Nisbets has the highest Ad Rank in the example shown for the search term ‘chocolate fountain’ and therefore Nisbets appears at the beginning of this results box. It will likely cost Nisbets more than the other listed companies if the user clicks on the first product and heads to their website, but it’s not just bid price that determines Ad Rank. Read more on Google – factors that affect Ad Rank include the quality of your ad, any ad extensions you have used, and the context of the user search.
What do paid search ads look like for a non-product search? Here’s a search for “paid search expert” (which, as you can imagine, is a term in high demand):
Instead of the carousel of product images, we’re presented with a list of regular text ads that resemble search listings – only distinguished by a subtle “Ad” label to the left of the web address.
Moving over to Bing, we’re greeted (see below) with a very similar-looking experience on both counts: a visual carousel for Bing Product Ads (which are part of Bing Shopping), and text-based ads for a non-product search.
As you can see below, Bing also has an additional text ad space below the product carousel, in place of Google’s local map ads.
Interestingly, Bing only has one paid search result for “paid search expert”, compared with Google’s four. Perhaps all the paid search experts are advertising with Google?
A glossary of abbreviations
We’ve already covered a few of the three-letter abbreviations that pop up in relation to paid search, but here is a comprehensive list of what each refers to.
Cost Per Click, or CPC, means that you as an advertiser appearing on a SERP pay the search engine for each user’s individual click on your ad. It’s effectively the same as PPC (pay-per-click), though some use Cost Per Click to refer specifically to the metric that measures cost per click, and PPC to refer to the strategy as a whole.
Cost Per Mille, CPM, means cost per thousand impressions. Unlike CPC, this is an advertising model based on the number of people who see the ad (known as “impressions”) regardless of how many actually click on it. This model works best for companies aiming to improve brand awareness rather than generate direct sales.
Product Listing Ads. Also referred to as Google Shopping Ads.
Pay per click, or PPC, is the most widespread paid search model and is often used to refer to paid search in general. As mentioned above, it is effectively the same as Cost Per Click (CPC): the advertiser pays the search engine for every click on their ad.
Search Engine Marketing, also known as Search Marketing, is a nebulous term. It is often used to refer purely to paid search advertising, but can also encompass SEO (Search Engine Optimisation).
Google Ads (known as Google AdWords prior to July 2018) is Google’s own advertising network. It offers PPC/CPC and CPM advertising as well as site targeted banner, text and rich media ads.

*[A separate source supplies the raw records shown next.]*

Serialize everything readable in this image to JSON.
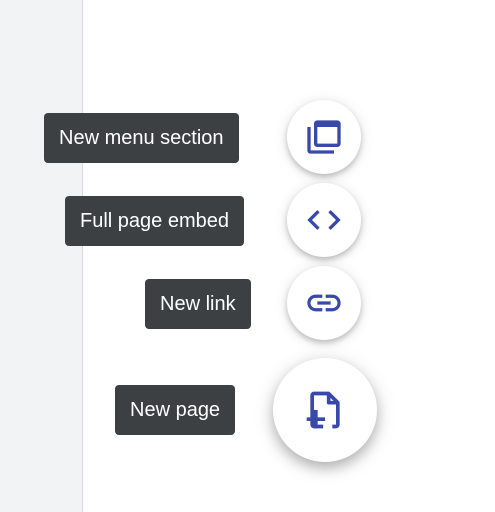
{
  "theme": {
    "icon_color": "#3949ab",
    "tooltip_bg": "#3c4043",
    "tooltip_text": "#ffffff",
    "sidebar_bg": "#f1f3f4"
  },
  "menu": {
    "items": [
      {
        "label": "New menu section",
        "icon": "new-menu-section-icon"
      },
      {
        "label": "Full page embed",
        "icon": "code-icon"
      },
      {
        "label": "New link",
        "icon": "link-icon"
      },
      {
        "label": "New page",
        "icon": "new-page-icon"
      }
    ]
  }
}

By using Google Ads, you can show your ads on one or both of Google’s advertising networks:
Google Search Network, which encompasses any ads that appear on Google search results pages, including Google Search, Google Shopping, Maps and its various search partners.

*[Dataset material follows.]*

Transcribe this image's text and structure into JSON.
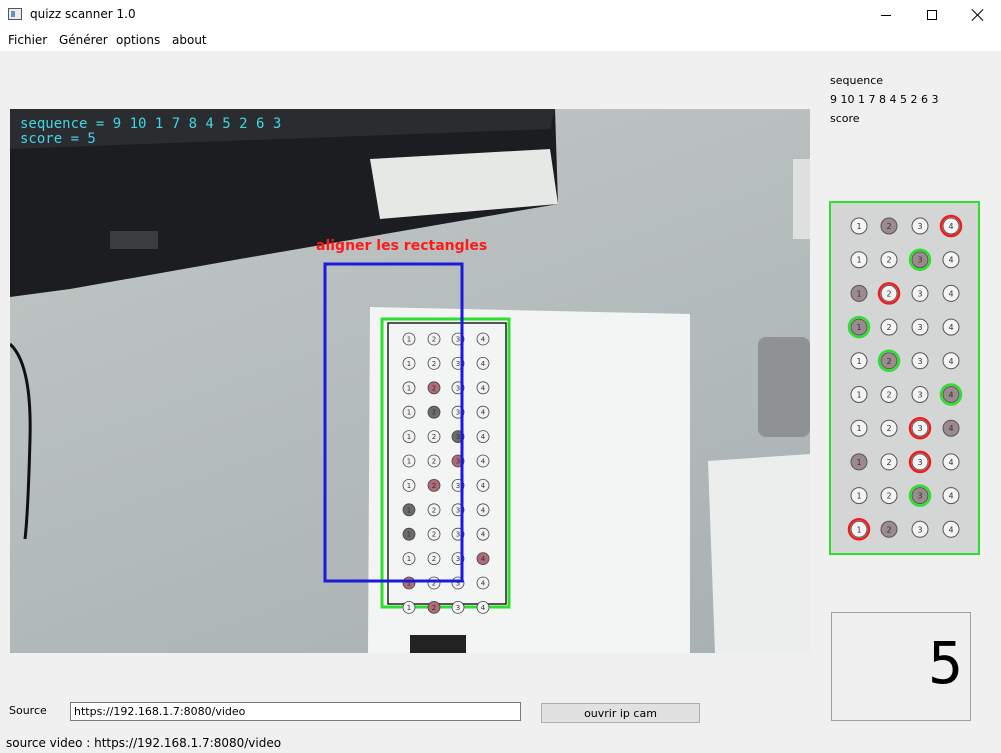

Google Display Network, which covers any website that partners with Google, and other Google sites such as Gmail and YouTube.

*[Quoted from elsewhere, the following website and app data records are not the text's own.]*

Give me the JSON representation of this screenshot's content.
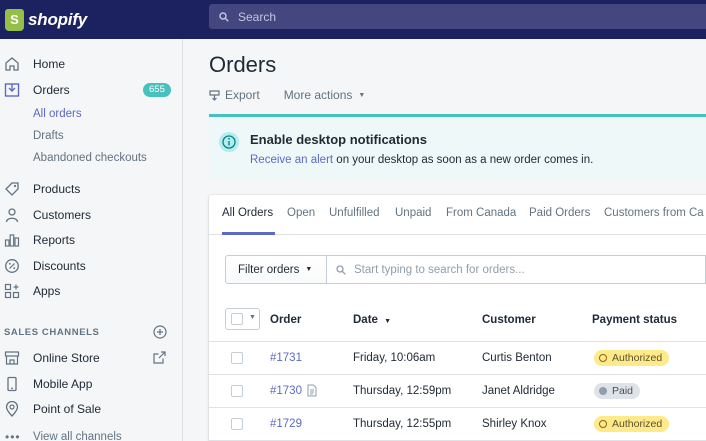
{
  "brand": {
    "name": "shopify",
    "logo_letter": "S"
  },
  "search": {
    "placeholder": "Search"
  },
  "sidebar": {
    "items": [
      {
        "label": "Home",
        "icon": "home-icon"
      },
      {
        "label": "Orders",
        "icon": "orders-icon",
        "badge": "655"
      },
      {
        "label": "Products",
        "icon": "tag-icon"
      },
      {
        "label": "Customers",
        "icon": "person-icon"
      },
      {
        "label": "Reports",
        "icon": "bar-chart-icon"
      },
      {
        "label": "Discounts",
        "icon": "discount-icon"
      },
      {
        "label": "Apps",
        "icon": "apps-icon"
      }
    ],
    "order_subitems": [
      "All orders",
      "Drafts",
      "Abandoned checkouts"
    ],
    "sales_channels_title": "SALES CHANNELS",
    "channels": [
      {
        "label": "Online Store",
        "icon": "store-icon"
      },
      {
        "label": "Mobile App",
        "icon": "phone-icon"
      },
      {
        "label": "Point of Sale",
        "icon": "location-icon"
      }
    ],
    "view_all": "View all channels"
  },
  "page": {
    "title": "Orders",
    "export_label": "Export",
    "more_actions_label": "More actions"
  },
  "banner": {
    "title": "Enable desktop notifications",
    "link_text": "Receive an alert",
    "text": " on your desktop as soon as a new order comes in."
  },
  "tabs": [
    "All Orders",
    "Open",
    "Unfulfilled",
    "Unpaid",
    "From Canada",
    "Paid Orders",
    "Customers from Ca"
  ],
  "filter": {
    "button_label": "Filter orders",
    "placeholder": "Start typing to search for orders..."
  },
  "table": {
    "headers": {
      "order": "Order",
      "date": "Date",
      "customer": "Customer",
      "payment": "Payment status"
    },
    "rows": [
      {
        "order": "#1731",
        "date": "Friday, 10:06am",
        "customer": "Curtis Benton",
        "payment": "Authorized",
        "payment_kind": "authorized",
        "has_note": false
      },
      {
        "order": "#1730",
        "date": "Thursday, 12:59pm",
        "customer": "Janet Aldridge",
        "payment": "Paid",
        "payment_kind": "paid",
        "has_note": true
      },
      {
        "order": "#1729",
        "date": "Thursday, 12:55pm",
        "customer": "Shirley Knox",
        "payment": "Authorized",
        "payment_kind": "authorized",
        "has_note": false
      }
    ]
  },
  "colors": {
    "topbar": "#1c2260",
    "accent": "#5c6ac4",
    "badge_teal": "#47c1bf",
    "authorized_bg": "#ffea8a",
    "paid_bg": "#dfe3e8"
  }
}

With Google Ads, if you choose CPC, you can set your bid (the amount you’re willing to pay for each click) to manual or automatic. With manual you choose your bid amounts, with automatic Google chooses the bid amount for you within your budget. With CPC and CPM you can set your maximum bid amount.